For most of their existence, superhero comics haven't exactly been diverse reflections of the world we live in. Marvel had Luke Cage and Black Panther, among others, while DC brought Black Lightning and Green Lantern John Stewart to the forefront.
But these characters' stories were primarily told by creators who didn't share their ethnicity. It also meant that their respective comics lacked a sense of authenticity.
In 1993, four prominent African-American comic creators decided to do something about that.
Denys Cowan, Michael Davis, Derek T. Dingle, and the late Dwayne McDuffie formed Milestone Media and launched Milestone Comics through DC Comics. For the first time, African-American creators were able to truly tackle challenging subjects of race, generational conflicts, teenage sexuality, and more. They also introduce some truly unforgettable characters, including Static, Icon, Rocket, Hardware, and the Blood Syndicate.
Static's love for science and knack for quips led to Spider-Man comparisons, and he went on to star in his own animated TV series. Static also arguably paved the way for other teenage heroes like Miles Morales, Kamala Khan, and Riri Williams. As for Icon, he may have looked similar to Superman, but his experience as an alien living on Earth was vastly different because of the color of his skin. Ultimately, it was Rocket, Icon's partner, who convinced him that he could become an inspiring symbol while navigating her own heroic path.
Unfortunately, Milestone didn't always mesh closely with DC. Although the two sides published a Worlds Collide crossover between the two lines, tensions mounted between McDuffie and DC publisher Paul Levitz over a Static cover that featured the young hero kissing his girlfriend on a bed with condoms nearby. That creative clash came back to haunt Milestone, but the company's story was far from over.

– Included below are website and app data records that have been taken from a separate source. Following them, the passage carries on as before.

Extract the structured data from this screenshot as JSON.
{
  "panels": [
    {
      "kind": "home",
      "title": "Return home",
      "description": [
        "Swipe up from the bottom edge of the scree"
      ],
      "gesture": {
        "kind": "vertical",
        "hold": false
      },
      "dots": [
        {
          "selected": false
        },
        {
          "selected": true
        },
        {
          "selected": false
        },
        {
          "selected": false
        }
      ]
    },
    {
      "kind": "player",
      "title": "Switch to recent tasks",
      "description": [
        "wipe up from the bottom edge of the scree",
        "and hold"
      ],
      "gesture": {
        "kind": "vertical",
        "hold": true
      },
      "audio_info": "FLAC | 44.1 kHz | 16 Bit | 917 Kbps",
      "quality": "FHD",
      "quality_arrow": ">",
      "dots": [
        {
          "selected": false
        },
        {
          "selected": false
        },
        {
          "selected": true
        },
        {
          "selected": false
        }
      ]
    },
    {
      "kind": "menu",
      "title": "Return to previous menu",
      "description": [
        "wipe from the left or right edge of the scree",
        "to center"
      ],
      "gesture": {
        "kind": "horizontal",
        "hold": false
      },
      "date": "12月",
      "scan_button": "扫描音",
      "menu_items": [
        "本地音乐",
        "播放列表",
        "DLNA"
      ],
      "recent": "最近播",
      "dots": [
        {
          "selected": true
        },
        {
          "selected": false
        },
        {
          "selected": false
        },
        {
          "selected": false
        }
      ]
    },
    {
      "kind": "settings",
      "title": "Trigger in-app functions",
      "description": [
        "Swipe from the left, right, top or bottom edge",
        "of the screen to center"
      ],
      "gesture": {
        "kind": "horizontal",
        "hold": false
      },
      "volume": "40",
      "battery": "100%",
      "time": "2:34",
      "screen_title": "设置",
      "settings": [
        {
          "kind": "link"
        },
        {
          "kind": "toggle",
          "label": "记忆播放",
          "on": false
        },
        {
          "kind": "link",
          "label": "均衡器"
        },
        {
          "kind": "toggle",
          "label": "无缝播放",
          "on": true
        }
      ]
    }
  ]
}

For more details about Milestone's rise and influence over comics, check out Part 1 of SYFY WIRE's latest episode of Behind the Panel!